I was going to say this earlier, you're not hearing any other name that's wanted to run for president out there right now. It's only been Trump surrounding this. You haven't heard DeSantis, you haven't heard anybody else's name. I think Trump is trying to capitalize on this. And by the way, he'll take credit if McCarthy loses. You know, he'll say, hey, McCarthy just wasn't strong enough. He was too weak. But if there's some negotiation, he's going to take credit that somehow he's behind the negotiation. He'll put something out like that, people are going to be happy, people will fundraise off of it. It's a win-win for Trump. And it's also completely uncertain.

DANA BASH, CNN CHIEF POLITICAL CORRESPONDENT: In what world, though, is this, even in Donald Trump's world, where everything is a win, there's no way that he can paint this as a win. He's lost influence. He has endorsed McCarthy. He's making calls. Whether or not he's pushing or not, he's making calls, and we've reported it. I was just talking to somebody who had talked to him recently who said he's continuing to make calls. This is proof that he is a loser again.

RIGGLEMAN: I think you know what's amazing. I think the last poll had him, what behind 44 to 40 on Biden with 42-42, DeSantis and Biden. But he wants to win the meme wars. You know, and we looked at disinformation. He wins the meme wars when you're going out to all the social media. And honestly, that's how his guys sort of react.
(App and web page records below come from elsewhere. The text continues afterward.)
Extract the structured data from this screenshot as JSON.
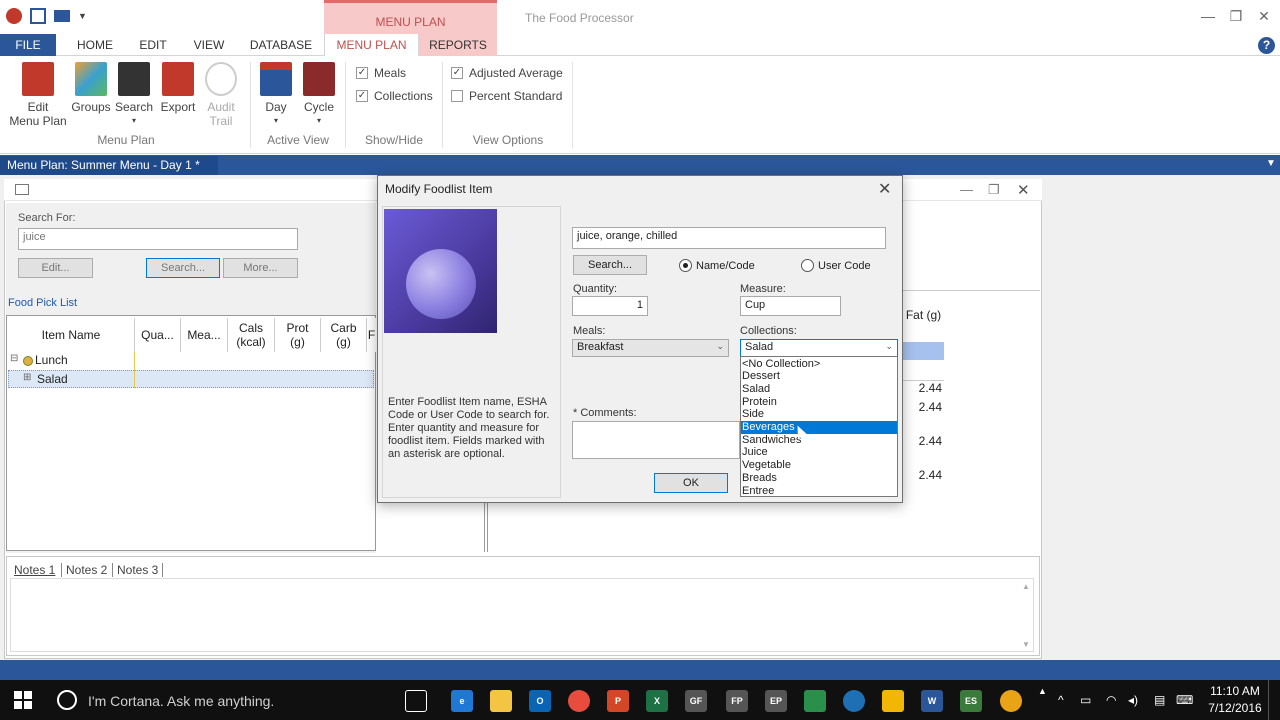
{
  "app": {
    "title": "The Food Processor",
    "context_tab_header": "MENU PLAN"
  },
  "tabs": [
    {
      "label": "FILE"
    },
    {
      "label": "HOME"
    },
    {
      "label": "EDIT"
    },
    {
      "label": "VIEW"
    },
    {
      "label": "DATABASE"
    },
    {
      "label": "MENU PLAN"
    },
    {
      "label": "REPORTS"
    }
  ],
  "ribbon": {
    "edit_menu_plan": "Edit\nMenu Plan",
    "groups": "Groups",
    "search": "Search",
    "export": "Export",
    "audit_trail": "Audit\nTrail",
    "group_menu_plan": "Menu Plan",
    "day": "Day",
    "cycle": "Cycle",
    "group_active_view": "Active View",
    "meals": "Meals",
    "collections": "Collections",
    "group_show_hide": "Show/Hide",
    "adjusted_average": "Adjusted Average",
    "percent_standard": "Percent Standard",
    "group_view_options": "View Options"
  },
  "doc_tab": "Menu Plan: Summer Menu - Day 1 *",
  "search_panel": {
    "search_for_label": "Search For:",
    "search_value": "juice",
    "edit_btn": "Edit...",
    "search_btn": "Search...",
    "more_btn": "More...",
    "food_pick_list": "Food Pick List"
  },
  "grid": {
    "headers": [
      "Item Name",
      "Qua...",
      "Mea...",
      "Cals\n(kcal)",
      "Prot\n(g)",
      "Carb\n(g)",
      "F"
    ],
    "rows": [
      {
        "toggle": "⊟",
        "name": "Lunch"
      },
      {
        "toggle": "⊞",
        "name": "Salad"
      }
    ]
  },
  "right_pane": {
    "fat_header": "Fat (g)",
    "values": [
      "2.44",
      "2.44",
      "2.44",
      "2.44"
    ]
  },
  "notes_tabs": [
    "Notes 1",
    "Notes 2",
    "Notes 3"
  ],
  "dialog": {
    "title": "Modify Foodlist Item",
    "help_text": "Enter Foodlist Item name, ESHA Code or User Code to search for. Enter quantity and measure for foodlist item. Fields marked with an asterisk are optional.",
    "item_value": "juice, orange, chilled",
    "search_btn": "Search...",
    "radio_name_code": "Name/Code",
    "radio_user_code": "User Code",
    "quantity_label": "Quantity:",
    "quantity_value": "1",
    "measure_label": "Measure:",
    "measure_value": "Cup",
    "meals_label": "Meals:",
    "meals_value": "Breakfast",
    "collections_label": "Collections:",
    "collections_value": "Salad",
    "comments_label": "* Comments:",
    "ok_btn": "OK",
    "collection_options": [
      "<No Collection>",
      "Dessert",
      "Salad",
      "Protein",
      "Side",
      "Beverages",
      "Sandwiches",
      "Juice",
      "Vegetable",
      "Breads",
      "Entree"
    ],
    "highlighted_option": "Beverages"
  },
  "taskbar": {
    "cortana": "I'm Cortana. Ask me anything.",
    "time": "11:10 AM",
    "date": "7/12/2016"
  }
}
And I think that's what they do, is they try to leverage every bit of this to make him look like a winner through memes or through social media.

JAMIE GANGEL, CNN SPECIAL CORRESPONDENT: Can we just talk about that picture from the point of view for 30,000ft. This has been surreal. We've been through the looking glass. The C Span cameras, capturing Debbie Wasserman Schultz in an extended conversation with Matt Gaetz.


We had Marjorie Taylor Greene saying, Lauren Boebert is not being serious. I mean, this whole process has --

BASH: Has rather down.

GANGEL: But we just go back to the Never Kevin for a minute if they hold five plus. And the only thing is Kevin McCarthy is stepping aside. Here's my question for you, Denver. At some point, who talks to Kevin? Who goes to Kevin? Is it staff? Is it members? Does Trump send them that picture?

RIGGLEMAN: It could be something where he's sending a message. I think trump talks to Kevin. I think that's going to happen at some point anyway. On the floor, who has that kind of push to talk to Kevin to get him to stand down? I don't think it's a Scalise. I don't think it's anybody like that. So, I just -- I think it has to be a Trump.

TAPPER: All right, everyone who's here, stick around. I'm going to be bit back in a few hours at 8:00 p.m. Eastern for more of CNN special coverage of this dysfunctional, historic fight for House Speaker. But the folks here are going to keep going. Our special coverage continues with one Mr. Wolf Blitzer and one Ms. Erin Burnett after this short break. We're squeezing in. I'll see you in a couple of hours.